So why go there? Repealing Obamacare is a priority of Crossroads GPS.
The Schneider campaign is fundraising off of the Rove connection.
“No one fires up donors on our side like Karl Rove,” a Democratic operative told me.
Paul Lindsay, the communications director for Crossroads GPS told me, “Even in the president’s home state, the Affordable Care Act is causing angst among families who are seeing Medicare benefits cut, health insurance premiums rise, and government spending spiral out of control.”
So let’s go to the ad. It opens with an announcer saying, “Shouldn’t we repeal Obamacare?”
An anti-Obamacare push may energize segments of the GOP base in the district, and turning out the vote is crucial for Dold. Schneider won with only 50.63 percent of the vote — or 3,326 votes — and he will not have Obama at the top of the ticket in 2014.
Through the years, the GOP-controlled House leadership routinely called anti-Obamacare measures up for votes.
But the last thing Dold wants is to give Schneider an opening to portray him as a go-along Republican vote, which this ad does, by inference. No wonder the Dold team was annoyed with this ad.
The Schneider campaign has been hitting Dold for his more than two dozen votes to repeal or defund Obamacare when he was in the House. Dold’s position at present, however, is to “fix,” not repeal, the Affordable Care Act.
Any repeal vote at this point is just symbolic. Obama will veto any repeal measure, even if the Republicans take the Senate in November.
Next, the announcer says, “It comes with a hefty price tag. A price tag Congressman Brad Schneider voted to keep. Just here in Chicago and Cook County we’re faced with a $67 million shortfall.”
Yikes! Crossroads needs a map.
There is no part of Chicago in Illinois 10. And in 2012, Cook County voters accounted for just 22.5 percent of the ballots cast in the congressional race. Why even go there?

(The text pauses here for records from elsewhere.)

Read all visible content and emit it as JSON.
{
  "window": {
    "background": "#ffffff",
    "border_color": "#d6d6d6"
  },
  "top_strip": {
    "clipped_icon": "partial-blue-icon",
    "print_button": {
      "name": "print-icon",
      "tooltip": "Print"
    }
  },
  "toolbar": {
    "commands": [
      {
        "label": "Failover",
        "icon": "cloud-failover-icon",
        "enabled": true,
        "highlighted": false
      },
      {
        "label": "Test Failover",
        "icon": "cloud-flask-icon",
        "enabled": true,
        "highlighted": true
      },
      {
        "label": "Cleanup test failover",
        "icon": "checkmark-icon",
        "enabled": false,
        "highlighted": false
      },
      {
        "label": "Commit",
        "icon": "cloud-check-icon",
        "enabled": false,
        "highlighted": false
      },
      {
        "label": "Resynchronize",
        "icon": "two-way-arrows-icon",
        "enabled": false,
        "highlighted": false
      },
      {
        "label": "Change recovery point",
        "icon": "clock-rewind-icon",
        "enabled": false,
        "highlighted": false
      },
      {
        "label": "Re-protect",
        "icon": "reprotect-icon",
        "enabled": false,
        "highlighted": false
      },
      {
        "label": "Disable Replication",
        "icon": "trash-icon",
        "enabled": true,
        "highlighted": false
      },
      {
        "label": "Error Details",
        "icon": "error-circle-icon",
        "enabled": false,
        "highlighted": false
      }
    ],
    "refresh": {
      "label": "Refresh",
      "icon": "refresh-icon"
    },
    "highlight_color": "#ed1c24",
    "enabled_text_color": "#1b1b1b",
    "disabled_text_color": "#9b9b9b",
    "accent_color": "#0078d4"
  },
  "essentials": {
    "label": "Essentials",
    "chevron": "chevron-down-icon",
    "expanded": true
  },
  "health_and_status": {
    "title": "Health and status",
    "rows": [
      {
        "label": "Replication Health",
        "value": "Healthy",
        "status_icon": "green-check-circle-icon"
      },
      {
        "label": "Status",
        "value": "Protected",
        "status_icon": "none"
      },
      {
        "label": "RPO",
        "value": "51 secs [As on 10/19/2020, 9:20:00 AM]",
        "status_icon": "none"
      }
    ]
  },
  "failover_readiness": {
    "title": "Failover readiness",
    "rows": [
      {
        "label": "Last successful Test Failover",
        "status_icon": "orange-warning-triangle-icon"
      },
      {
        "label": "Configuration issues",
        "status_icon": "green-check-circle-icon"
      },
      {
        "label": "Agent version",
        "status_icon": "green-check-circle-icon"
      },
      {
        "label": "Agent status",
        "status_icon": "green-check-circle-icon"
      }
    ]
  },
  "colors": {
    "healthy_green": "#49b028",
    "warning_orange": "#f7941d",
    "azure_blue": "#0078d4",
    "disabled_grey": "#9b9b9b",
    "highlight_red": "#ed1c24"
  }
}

Cook County financial woes are so not an Illinois 10 issue.
In any case, the $67 million is a reference to a shortfall projected last June for the entire Cook County health care system, which takes in more than CountyCare, the local Obamacare program. Since then, according to Karen Vaughan, the press secretary for Cook County Board President Toni Preckwinkle, the county is “now projecting a balanced year-end budget.”
The spot concludes: “Schneider’s vote to keep Obamacare will cost taxpayers $2 trillion dollars . . . drive up health insurance premiums and deductibles and cause local businesses to cut back workers' hours from full time to part time. Tell Brad Schneider Obamacare’s price tag — it’s just too much. Repeal it.”
A March 2014 estimate from the nonpartisan Congressional Budget Office pegged the net cost of the Affordable Health Care Act at $1.5 trillion but that’s over years — between 2015 and 2024. Half a trillion isn’t pocket change.
Dold campaign manager James Slepian told me, “Given that this race is viewed as one of the most competitive in the nation, no one is surprised to see outside advocacy groups from across the political spectrum airing ads on the issues they care about most — something campaigns don’t control — but Bob Dold remains laser-focused in his resolve to get to Congress to pursue bipartisan solutions that boost the economy, bring badly needed jobs back to Illinois and make health care work for everyone.”
Schneider campaign manager Jamie Patton told me, “Dold was a reliable vote for Republicans on issue after issue especially voting 28 times to repeal, defund or dismantle Obamacare and no matter how much money right-wing groups try to pour into TV ads, people don’t want to put the insurance companies back in charge.”
There is a worthy debate over Obamacare-related higher costs and the impact of the health care law on business hiring. Mending Obamacare, however, is much different from a highly partisan GOP message to repeal.